The world of investment knows Jack Dreyfus Jr., president of Dreyfus Fund Inc., as a financier with a remarkably analytical eye for the future performance of securities. This week, in the story beginning on page 62, SPORTS ILLUSTRATED takes pleasure in presenting the same Jack Dreyfus as a horseman and breeder with a remarkably analytical eye for the future performance of Thoroughbreds. Racing fans stand to learn a few things about the investment business and investors something of the lively business of running a racing stable; SI readers of all interests are invited to enjoy the personality story of an American with steady wits in sport and Wall Street.
The assignment to find and tell the story of Alabama-born Jack Dreyfus was given to Novelist Joe David Brown (Stars in My Crown, The Freeholder, Kings Go Forth), who happens to be an Alabaman himself. Brown quickly found that his problem was getting enough time with his subject, without interruption, to show the dimensions of his man. " Jack Dreyfus does get away to the track or to his breeding farm in Florida occasionally, but not at the expense of his Wall Street affairs," notes Joe David. Sessions in Dreyfus' office were not enough for Brown, who declares himself "constitutionally unable to write about anybody on short acquaintance." Finally, after he had talked also with Dreyfus' friends and associates in Wall Street and had scouted the Florida horse farm, Brown and his subject slipped off to Dreyfus' Manhattan penthouse for a long and leisurely luncheon, followed by a long and leisurely talk—"and only then did I feel I knew him well enough to put him down on paper."

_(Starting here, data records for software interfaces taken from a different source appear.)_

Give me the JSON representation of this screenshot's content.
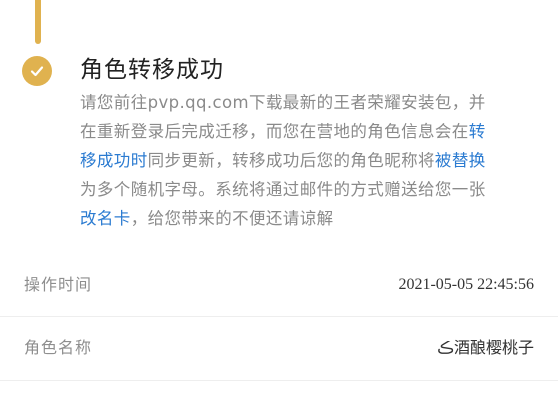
{
  "status": {
    "title": "角色转移成功",
    "desc_part1": "请您前往pvp.qq.com下载最新的王者荣耀安装包，并在重新登录后完成迁移，而您在营地的角色信息会在",
    "desc_hl1": "转移成功时",
    "desc_part2": "同步更新，转移成功后您的角色昵称将",
    "desc_hl2": "被替换",
    "desc_part3": "为多个随机字母。系统将通过邮件的方式赠送给您一张",
    "desc_hl3": "改名卡",
    "desc_part4": "，给您带来的不便还请谅解",
    "accent_color": "#e0b24f",
    "link_color": "#2b7bd1",
    "icon": "check-icon"
  },
  "details": {
    "op_time_label": "操作时间",
    "op_time_value": "2021-05-05 22:45:56",
    "role_name_label": "角色名称",
    "role_name_value": "ڪ酒酿樱桃子"
  }
}
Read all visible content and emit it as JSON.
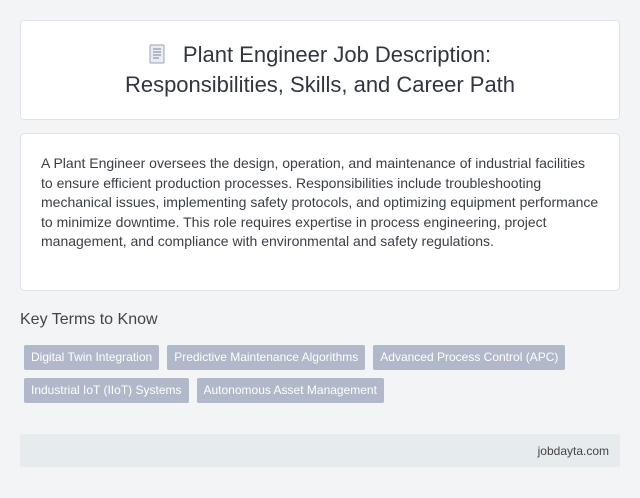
{
  "header": {
    "icon": "document-icon",
    "title_line1": "Plant Engineer Job Description:",
    "title_line2": "Responsibilities, Skills, and Career Path"
  },
  "description": {
    "text": "A Plant Engineer oversees the design, operation, and maintenance of industrial facilities to ensure efficient production processes. Responsibilities include troubleshooting mechanical issues, implementing safety protocols, and optimizing equipment performance to minimize downtime. This role requires expertise in process engineering, project management, and compliance with environmental and safety regulations."
  },
  "key_terms": {
    "heading": "Key Terms to Know",
    "tags": [
      "Digital Twin Integration",
      "Predictive Maintenance Algorithms",
      "Advanced Process Control (APC)",
      "Industrial IoT (IIoT) Systems",
      "Autonomous Asset Management"
    ]
  },
  "footer": {
    "site": "jobdayta.com"
  },
  "colors": {
    "tag_bg": "#b0b8c9",
    "footer_bg": "#e6ebee",
    "page_bg": "#f2f4f6"
  }
}
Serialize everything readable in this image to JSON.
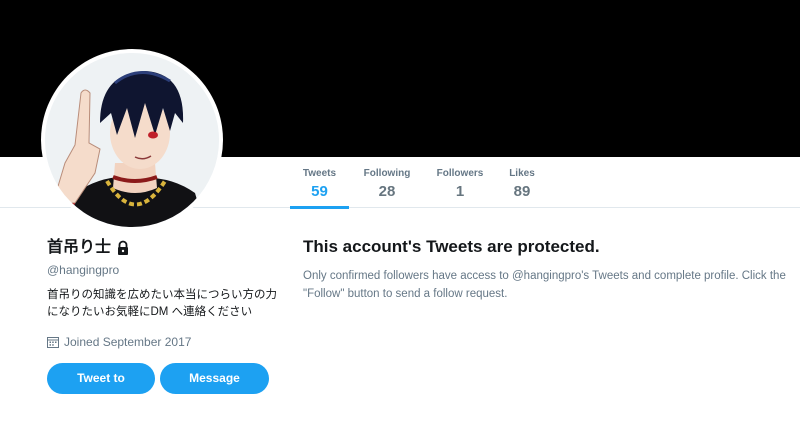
{
  "profile": {
    "name": "首吊り士",
    "handle": "@hangingpro",
    "bio": "首吊りの知識を広めたい本当につらい方の力になりたいお気軽にDM へ連絡ください",
    "joined": "Joined September 2017"
  },
  "stats": [
    {
      "label": "Tweets",
      "value": "59"
    },
    {
      "label": "Following",
      "value": "28"
    },
    {
      "label": "Followers",
      "value": "1"
    },
    {
      "label": "Likes",
      "value": "89"
    }
  ],
  "buttons": {
    "tweet_to": "Tweet to",
    "message": "Message"
  },
  "protected": {
    "title": "This account's Tweets are protected.",
    "body": "Only confirmed followers have access to @hangingpro's Tweets and complete profile. Click the \"Follow\" button to send a follow request."
  },
  "colors": {
    "accent": "#1da1f2",
    "banner": "#000000"
  },
  "icons": {
    "lock": "lock-icon",
    "calendar": "calendar-icon"
  }
}
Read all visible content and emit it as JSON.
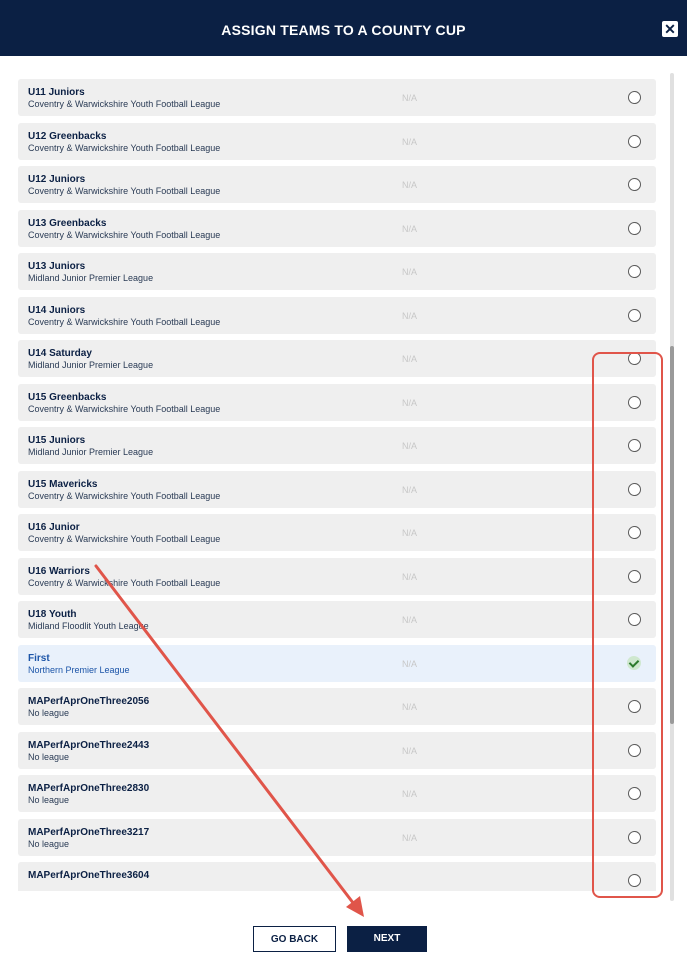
{
  "header": {
    "title": "ASSIGN TEAMS TO A COUNTY CUP",
    "close_label": "✕"
  },
  "teams": [
    {
      "name": "U11 Juniors",
      "league": "Coventry & Warwickshire Youth Football League",
      "status": "N/A",
      "selected": false
    },
    {
      "name": "U12 Greenbacks",
      "league": "Coventry & Warwickshire Youth Football League",
      "status": "N/A",
      "selected": false
    },
    {
      "name": "U12 Juniors",
      "league": "Coventry & Warwickshire Youth Football League",
      "status": "N/A",
      "selected": false
    },
    {
      "name": "U13 Greenbacks",
      "league": "Coventry & Warwickshire Youth Football League",
      "status": "N/A",
      "selected": false
    },
    {
      "name": "U13 Juniors",
      "league": "Midland Junior Premier League",
      "status": "N/A",
      "selected": false
    },
    {
      "name": "U14 Juniors",
      "league": "Coventry & Warwickshire Youth Football League",
      "status": "N/A",
      "selected": false
    },
    {
      "name": "U14 Saturday",
      "league": "Midland Junior Premier League",
      "status": "N/A",
      "selected": false
    },
    {
      "name": "U15 Greenbacks",
      "league": "Coventry & Warwickshire Youth Football League",
      "status": "N/A",
      "selected": false
    },
    {
      "name": "U15 Juniors",
      "league": "Midland Junior Premier League",
      "status": "N/A",
      "selected": false
    },
    {
      "name": "U15 Mavericks",
      "league": "Coventry & Warwickshire Youth Football League",
      "status": "N/A",
      "selected": false
    },
    {
      "name": "U16 Junior",
      "league": "Coventry & Warwickshire Youth Football League",
      "status": "N/A",
      "selected": false
    },
    {
      "name": "U16 Warriors",
      "league": "Coventry & Warwickshire Youth Football League",
      "status": "N/A",
      "selected": false
    },
    {
      "name": "U18 Youth",
      "league": "Midland Floodlit Youth League",
      "status": "N/A",
      "selected": false
    },
    {
      "name": "First",
      "league": "Northern Premier League",
      "status": "N/A",
      "selected": true
    },
    {
      "name": "MAPerfAprOneThree2056",
      "league": "No league",
      "status": "N/A",
      "selected": false
    },
    {
      "name": "MAPerfAprOneThree2443",
      "league": "No league",
      "status": "N/A",
      "selected": false
    },
    {
      "name": "MAPerfAprOneThree2830",
      "league": "No league",
      "status": "N/A",
      "selected": false
    },
    {
      "name": "MAPerfAprOneThree3217",
      "league": "No league",
      "status": "N/A",
      "selected": false
    },
    {
      "name": "MAPerfAprOneThree3604",
      "league": "",
      "status": "",
      "selected": false
    }
  ],
  "footer": {
    "back_label": "GO BACK",
    "next_label": "NEXT"
  },
  "colors": {
    "navy": "#0b2044",
    "annotation": "#e0554a",
    "selected_row": "#e9f1fb",
    "check_green": "#2d7a2d"
  }
}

The time-consuming novelist's method that Joe David Brown brings to his writing nowadays is an acquired one. His first job after the University of Alabama ('34) was hustling a police reporter's beat for the Birmingham Post. After a spell as city editor of the Dothan ( Ala.) Eagle he set out to explore the U.S., working on newspapers in Chattanooga and St. Louis, press-agenting for a Mississippi River showboat and serving as a warden for the Alabama Department of Conservation. He was just settling down as a reporter for the high-speed New York Daily News when World War II came along. Brown jumped in with both feet as a forward-observer parachutist with the 101st Airborne Division, earned a Purple Heart and a Croix de Guerre. A frequent contributor to SPORTS ILLUSTRATED, Brown has recently written for us on such subjects as the Murchison brothers of Texas, how to catch a sturgeon and the nation's affection for the Daisy air rifle.
While Brown was working on the Dreyfus story, our picture department was looking for a suitable photographic illustration to open it—suitable, that is, for a Wall Streeter who has made a perambulating lion the advertising symbol of his firm. Their solution was the photograph by Neal Barr on page 62. The lion in the background is not as live as it may look, Dreyfus having agreed with the photographer that "all live lions are very unpredictable." Our lion came originally from Uganda and is now booked for occasional appearances by the Cypress Hills Taxidermy Studio of Brooklyn, N.Y.